- [Problem details]
For the records below, tally the lines that contain "None" and give only that number.

- [Dataset rows for apps and sites]
-- -- --
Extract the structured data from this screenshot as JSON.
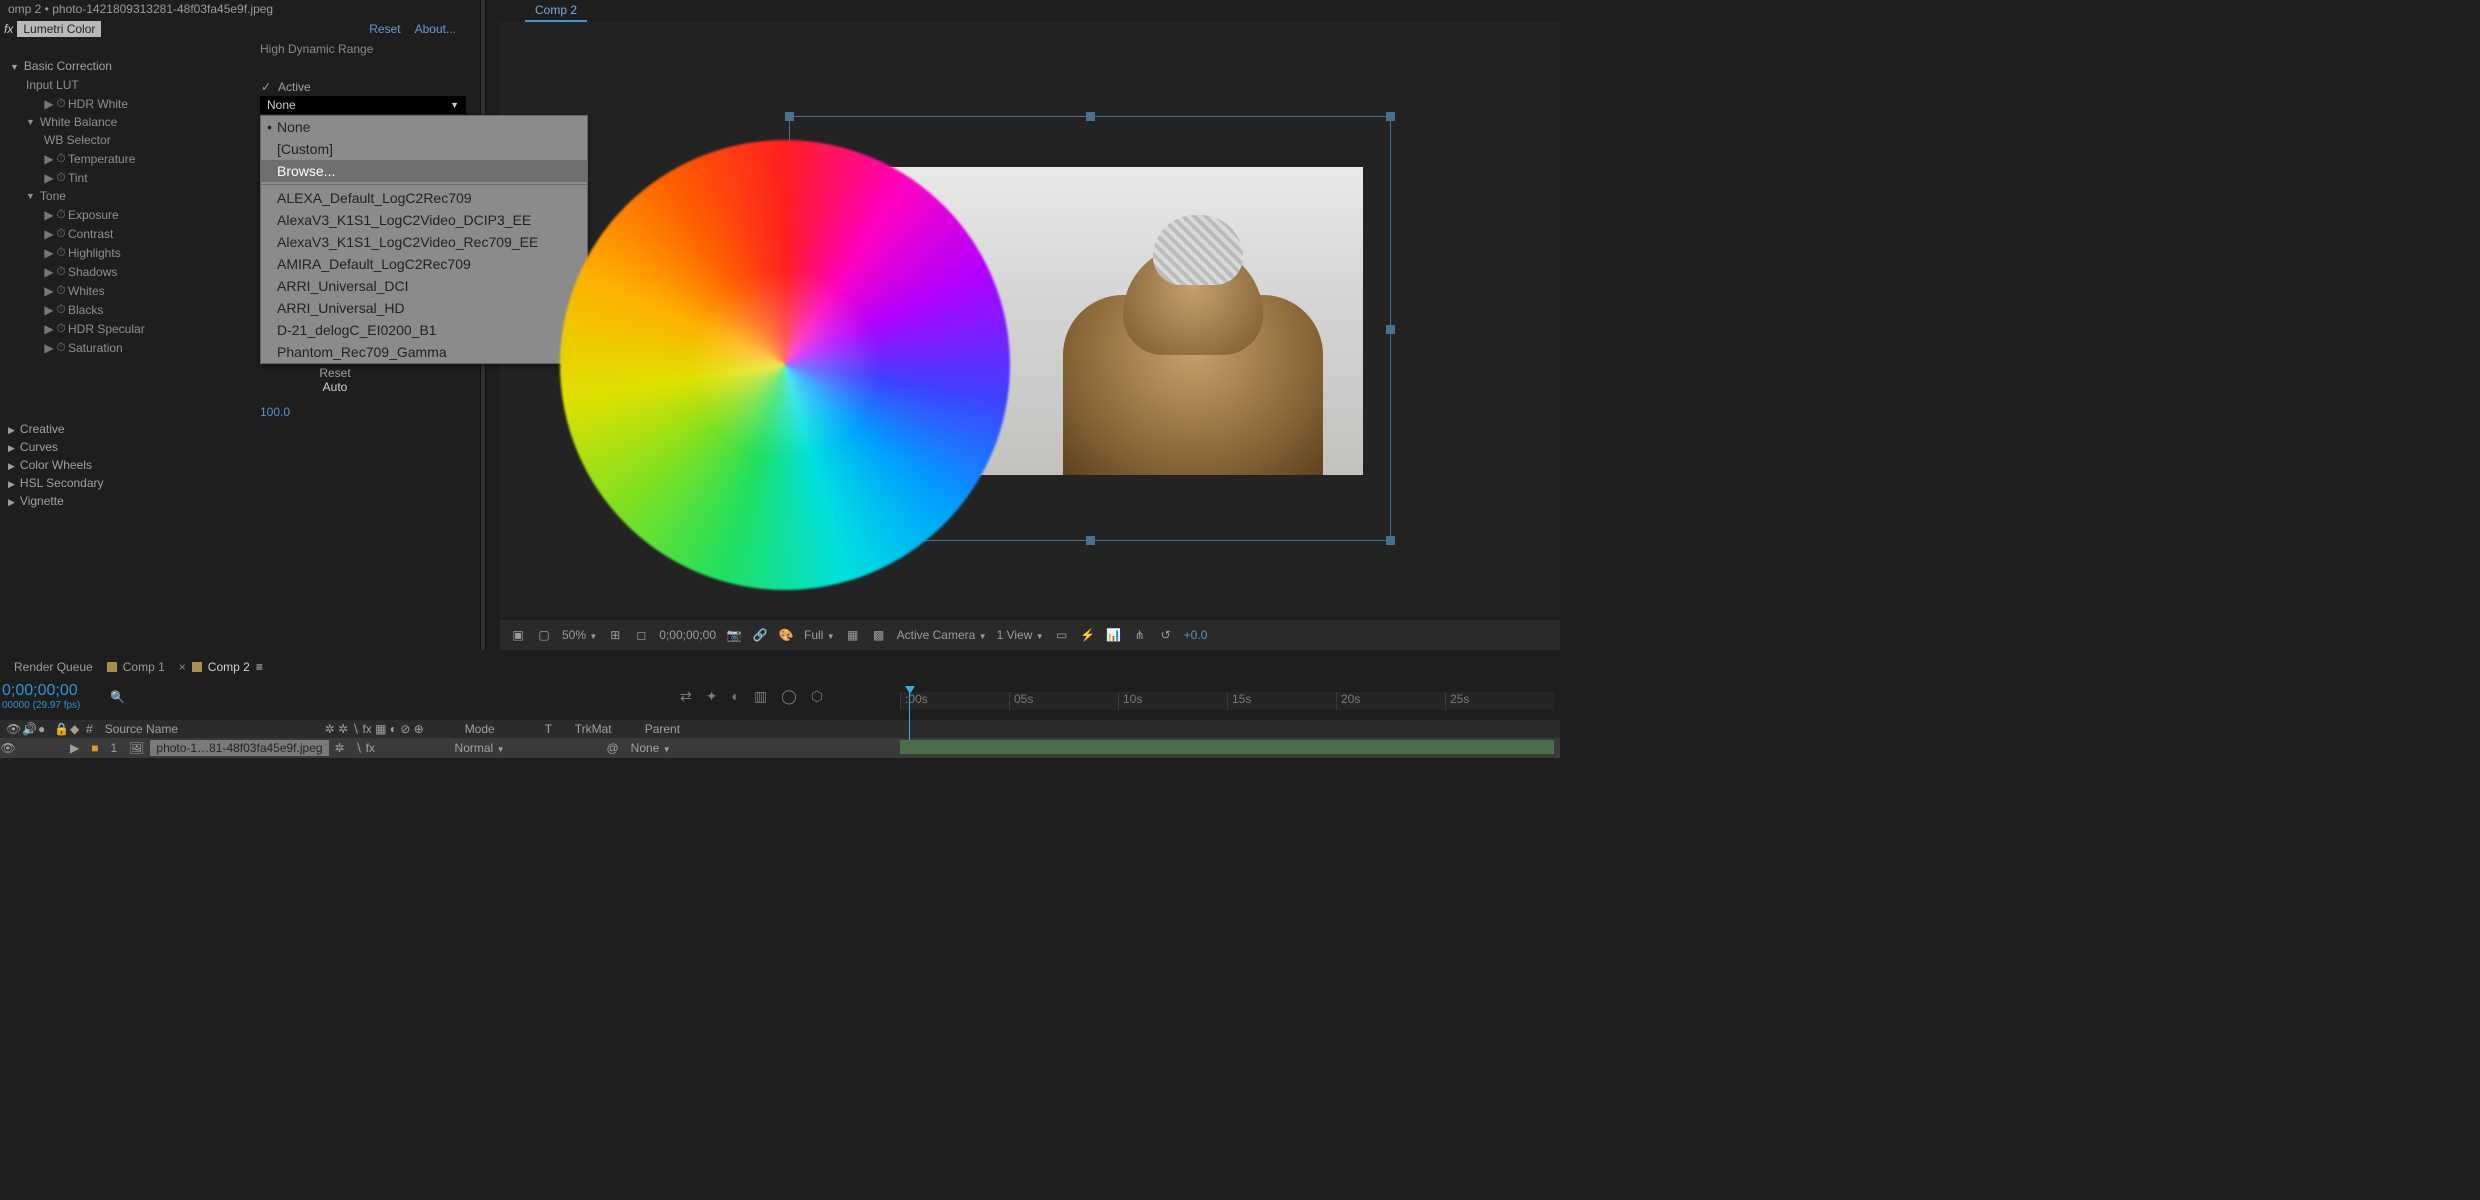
{
  "project_tab": "omp 2 • photo-1421809313281-48f03fa45e9f.jpeg",
  "viewer_tab": "Comp 2",
  "effect": {
    "fx_prefix": "fx",
    "name": "Lumetri Color",
    "reset": "Reset",
    "about": "About...",
    "hdr": "High Dynamic Range"
  },
  "active": {
    "check": "✓",
    "label": "Active"
  },
  "input_lut": {
    "label": "Input LUT",
    "selected": "None",
    "menu": {
      "none": "None",
      "custom": "[Custom]",
      "browse": "Browse...",
      "items": [
        "ALEXA_Default_LogC2Rec709",
        "AlexaV3_K1S1_LogC2Video_DCIP3_EE",
        "AlexaV3_K1S1_LogC2Video_Rec709_EE",
        "AMIRA_Default_LogC2Rec709",
        "ARRI_Universal_DCI",
        "ARRI_Universal_HD",
        "D-21_delogC_EI0200_B1",
        "Phantom_Rec709_Gamma"
      ]
    }
  },
  "sections": {
    "basic": "Basic Correction",
    "hdr_white": "HDR White",
    "wb": "White Balance",
    "wb_selector": "WB Selector",
    "temperature": "Temperature",
    "tint": "Tint",
    "tone": "Tone",
    "exposure": "Exposure",
    "contrast": "Contrast",
    "highlights": "Highlights",
    "shadows": "Shadows",
    "whites": "Whites",
    "blacks": "Blacks",
    "hdr_specular": "HDR Specular",
    "reset": "Reset",
    "auto": "Auto",
    "saturation": "Saturation",
    "saturation_val": "100.0",
    "creative": "Creative",
    "curves": "Curves",
    "color_wheels": "Color Wheels",
    "hsl": "HSL Secondary",
    "vignette": "Vignette"
  },
  "viewer_footer": {
    "zoom": "50%",
    "timecode": "0;00;00;00",
    "res": "Full",
    "camera": "Active Camera",
    "view": "1 View",
    "exposure": "+0.0"
  },
  "timeline": {
    "tabs": {
      "render_queue": "Render Queue",
      "comp1": "Comp 1",
      "comp2": "Comp 2"
    },
    "timecode": "0;00;00;00",
    "fps": "00000 (29.97 fps)",
    "headers": {
      "num": "#",
      "source": "Source Name",
      "mode": "Mode",
      "t": "T",
      "trkmat": "TrkMat",
      "parent": "Parent"
    },
    "layer": {
      "index": "1",
      "name": "photo-1…81-48f03fa45e9f.jpeg",
      "mode": "Normal",
      "parent": "None"
    },
    "ruler": [
      ":00s",
      "05s",
      "10s",
      "15s",
      "20s",
      "25s"
    ]
  }
}
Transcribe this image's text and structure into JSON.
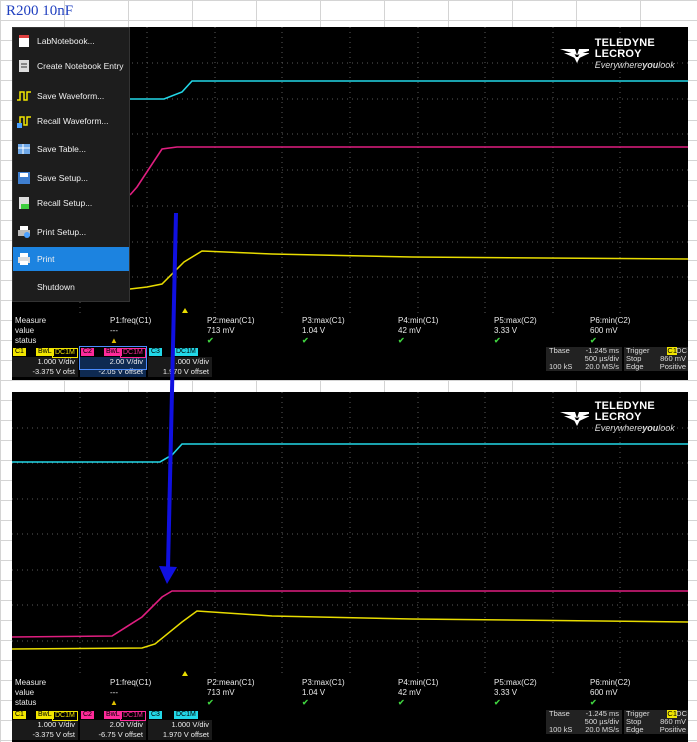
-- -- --
- [Finished exercise]
3